Once it was established that Oddjob was harder to hit than the other characters, no honourable person would be caught dead playing him in GoldenEye 007's multiplayer. What you'll find interesting is that, not only did the developers know about this unfair advantage, they actively chose not to do anything about it.
Quinn Myers, writing for MEL Magazine, has put together a great retrospective on the N64 classic. Myers spoke to a number of folks involved in making the game, including lead environment artist Karl Hilton and gameplay programmer Mark Edmonds.
As you'd expect, the topic of Oddjob is broached, with the developers happy to reveal that yes, they knew Oddjob was unbalanced:
Hilton: We all thought it was kind of cheating when we were play-testing with Oddjob [due to his short stature, the auto-aim of the weapons goes above his head], but it was too much fun to take out and there was no impetus from any of us to change it.
Hilton goes on to say that as a result, Oddjob has "clearly become part of the ... folklore of the game", to the point it was referenced in Ernest Cline's Ready Player One.
Edmonds also shares his opinion:
Edmonds: It’s definitely cheating to play as Oddjob! But that can just add to the fun when you’re all sitting there next to each other and berating/poking/hitting the person who chooses him ... We could have put something in to stop this blatant cheating, but why not just let players decide on their own rules?

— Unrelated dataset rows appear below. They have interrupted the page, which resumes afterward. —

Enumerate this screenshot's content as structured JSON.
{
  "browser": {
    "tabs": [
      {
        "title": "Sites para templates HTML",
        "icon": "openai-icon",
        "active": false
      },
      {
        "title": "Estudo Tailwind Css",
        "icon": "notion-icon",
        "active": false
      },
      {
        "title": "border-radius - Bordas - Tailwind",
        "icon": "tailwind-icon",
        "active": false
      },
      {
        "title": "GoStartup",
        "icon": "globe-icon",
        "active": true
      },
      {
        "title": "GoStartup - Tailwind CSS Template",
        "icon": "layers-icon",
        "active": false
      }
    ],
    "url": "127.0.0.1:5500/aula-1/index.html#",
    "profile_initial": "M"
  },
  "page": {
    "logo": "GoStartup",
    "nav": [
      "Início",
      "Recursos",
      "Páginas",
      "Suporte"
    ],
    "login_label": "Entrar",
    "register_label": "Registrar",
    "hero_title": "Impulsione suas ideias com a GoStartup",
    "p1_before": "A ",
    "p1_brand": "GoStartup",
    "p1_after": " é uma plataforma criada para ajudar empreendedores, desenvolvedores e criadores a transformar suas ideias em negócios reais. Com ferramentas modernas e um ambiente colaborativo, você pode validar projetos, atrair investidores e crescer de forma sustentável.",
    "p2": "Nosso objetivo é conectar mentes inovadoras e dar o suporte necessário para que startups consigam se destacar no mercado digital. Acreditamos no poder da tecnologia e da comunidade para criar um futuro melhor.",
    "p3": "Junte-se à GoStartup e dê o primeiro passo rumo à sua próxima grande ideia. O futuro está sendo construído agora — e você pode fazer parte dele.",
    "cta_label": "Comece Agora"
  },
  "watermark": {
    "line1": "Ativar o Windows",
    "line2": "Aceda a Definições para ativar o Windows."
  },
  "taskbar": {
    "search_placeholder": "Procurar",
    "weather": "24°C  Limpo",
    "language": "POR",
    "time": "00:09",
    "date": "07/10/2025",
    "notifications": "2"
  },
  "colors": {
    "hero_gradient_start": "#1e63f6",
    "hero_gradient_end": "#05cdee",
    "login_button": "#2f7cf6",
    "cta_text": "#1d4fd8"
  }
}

I think they made the right decision. Sure, back in 1997, it would have been frustrating, but 21 years later, it's a neat anecdote that makes the game all the more memorable.